Here in Myrtle Beach, Founders Group International, the area’s largest golf course ownership group, leads the way in allowing walking throughout the year, but is it something you want to do on your next trip?
Here are three reasons to walk on your next trip and three factors that might make you want to stick to the cart:
— Enough with the excuses! Anyone that made a New Year’s resolution that centered around getting in better shape should commit to walking. If Covid-19 has taught us anything, it’s the value of being in good shape and golf, in addition, to being socially distant by nature, provides exercise. The game’s physical benefits increase exponentially for those who play on foot. You can expect to walk approximately six miles during a round, which is a great way to burn off the chicken wings you ate the night before.

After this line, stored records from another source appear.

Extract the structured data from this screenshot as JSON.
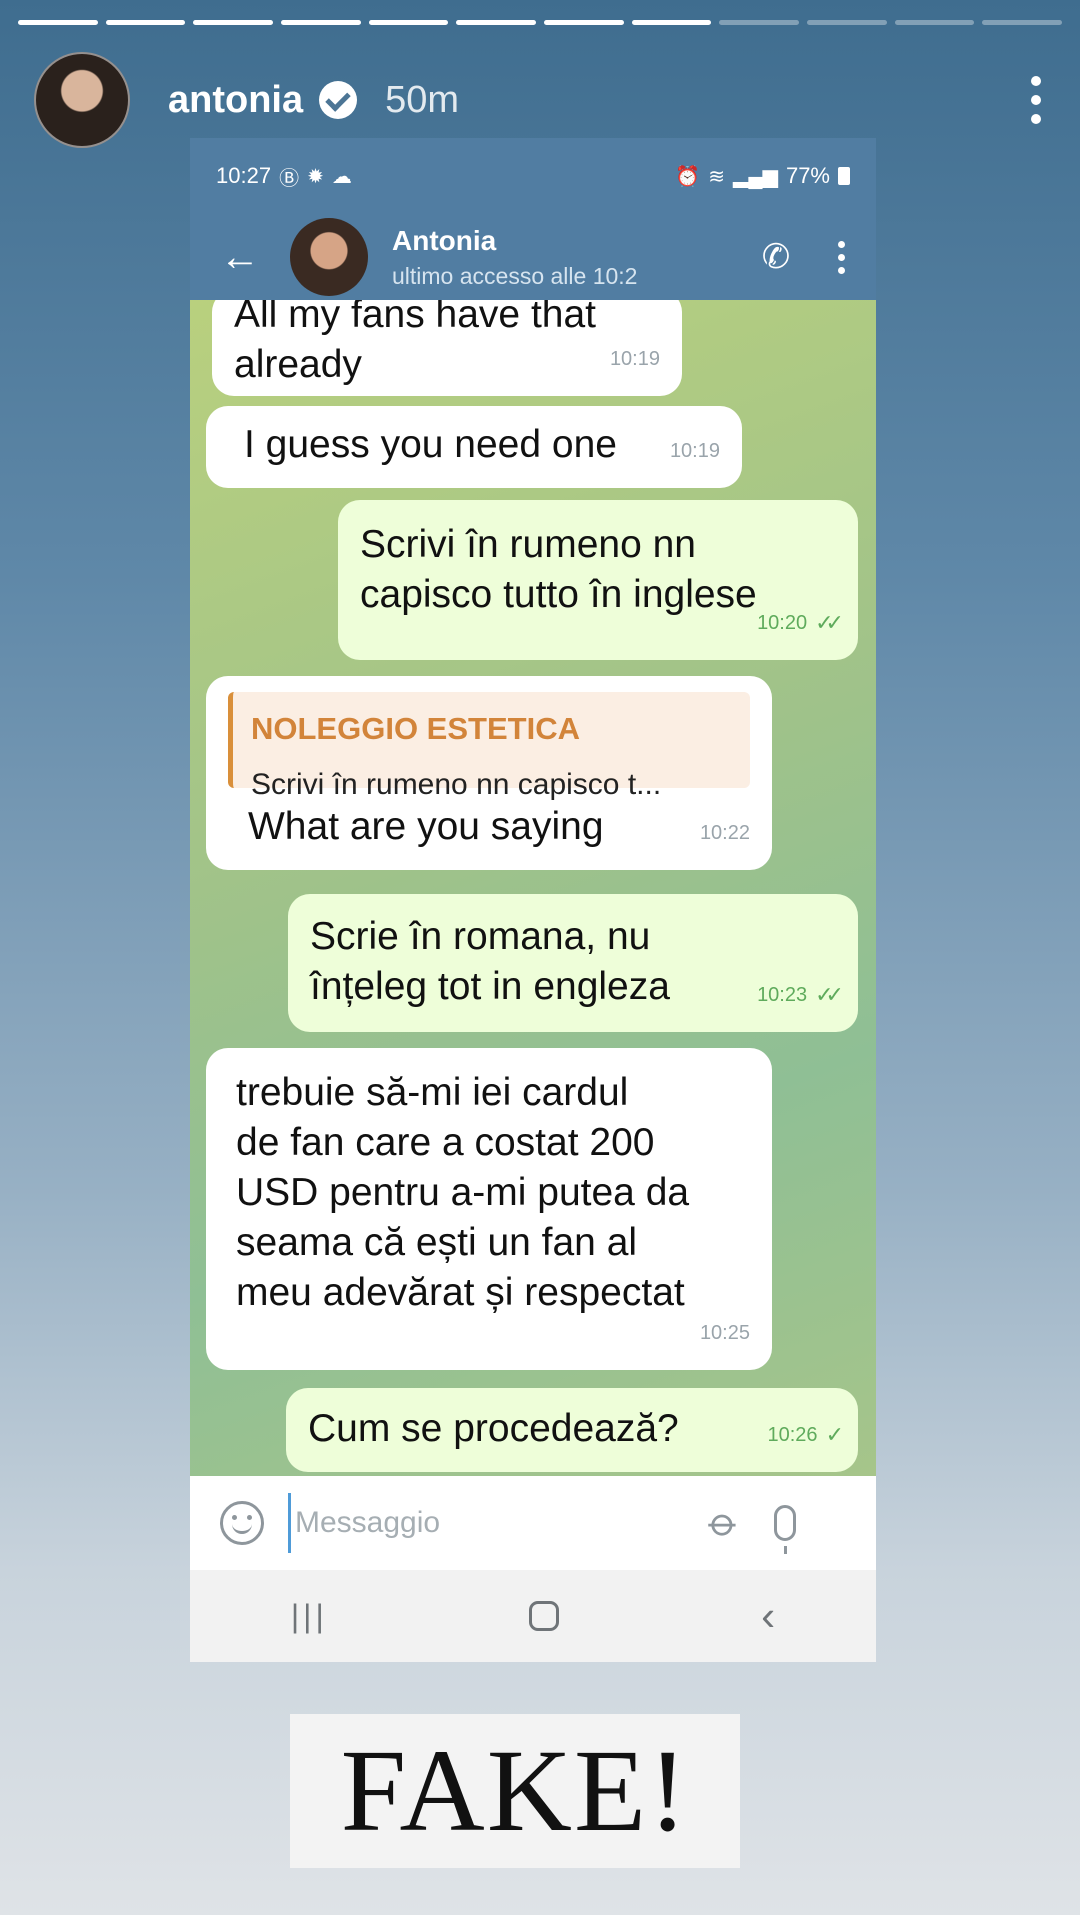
{
  "story": {
    "progress": [
      1,
      1,
      1,
      1,
      1,
      1,
      1,
      1,
      0,
      0,
      0,
      0
    ],
    "username": "antonia",
    "verified": true,
    "time": "50m"
  },
  "phone": {
    "status_bar": {
      "time": "10:27",
      "battery": "77%"
    },
    "chat_header": {
      "name": "Antonia",
      "status": "ultimo accesso alle 10:2"
    },
    "messages": [
      {
        "direction": "in",
        "text": "All my fans have that\nalready",
        "time": "10:19"
      },
      {
        "direction": "in",
        "text": "I guess you need one",
        "time": "10:19"
      },
      {
        "direction": "out",
        "text": "Scrivi în rumeno nn\ncapisco tutto în inglese",
        "time": "10:20",
        "ticks": "double"
      },
      {
        "direction": "in",
        "reply_name": "NOLEGGIO ESTETICA",
        "reply_text": "Scrivi în rumeno nn capisco t...",
        "text": "What are you saying",
        "time": "10:22"
      },
      {
        "direction": "out",
        "text": "Scrie în romana, nu\nînțeleg tot in engleza",
        "time": "10:23",
        "ticks": "double"
      },
      {
        "direction": "in",
        "text": "trebuie să-mi iei cardul\nde fan care a costat 200\nUSD pentru a-mi putea da\nseama că ești un fan al\nmeu adevărat și respectat",
        "time": "10:25"
      },
      {
        "direction": "out",
        "text": "Cum se procedează?",
        "time": "10:26",
        "ticks": "single"
      }
    ],
    "input": {
      "placeholder": "Messaggio"
    }
  },
  "overlay_text": "FAKE!",
  "colors": {
    "telegram_header": "#517da2",
    "incoming_bubble": "#ffffff",
    "outgoing_bubble": "#eefed9",
    "reply_accent": "#d98f3a"
  },
  "icons": [
    "back-arrow-icon",
    "phone-icon",
    "more-vertical-icon",
    "emoji-icon",
    "attach-icon",
    "mic-icon",
    "recent-apps-icon",
    "home-icon",
    "nav-back-icon",
    "verified-badge-icon"
  ]
}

— Walking can lead to improved play, allowing you to focus on the task at hand. There is also plenty of time to enjoy the conversations with your playing partners that help make a day on the course so enjoyable.
— Walking will NOT slow pace of play. As a matter of fact, it may improve pace. Everyone walks directly to their ball, eliminating time spent mindlessly sitting in a cart waiting for your partner to hit before going to your own ball. You can also travel directly to the green because there are no signs directing walkers out of the fairway, as there are for carts.
Requirements for walking: A good pair of shoes, a pull cart (I’m not too proud to use one and you shouldn’t be either!), and the willingness to start.
Walking Isn’t For Me
— Whether it’s a bad back, knee or some other cause, not everyone is fortunate enough to be physically able to walk. If you don’t think you are able to walk a full round, starting on vacation isn’t the best of ideas.
— If your group likes to burn the midnight oil, walking 6+ miles on a beautiful 82 degree day in Myrtle Beach’s abundant sunshine might be detrimental, especially if you arrive at the first tee dehydrated. Be smart. Walking is a great way to stay in shape but if your golf trip is a marathon that pushes your body to the limit, on and off the course, the cart might be your best option (at least for the final day or two!).
— Not every course is conducive to walking. Tidewater is one of the area’s best layouts but the distance between certain holes makes walking impossible. If you are planning to eschew carts, make sure you are playing courses that lend themselves to an enjoyable stroll.
Walking is a great way to experience the game and it has health benefits that extend far beyond the course.
Whether you are playing at home or Myrtle Beach, why not give it a try?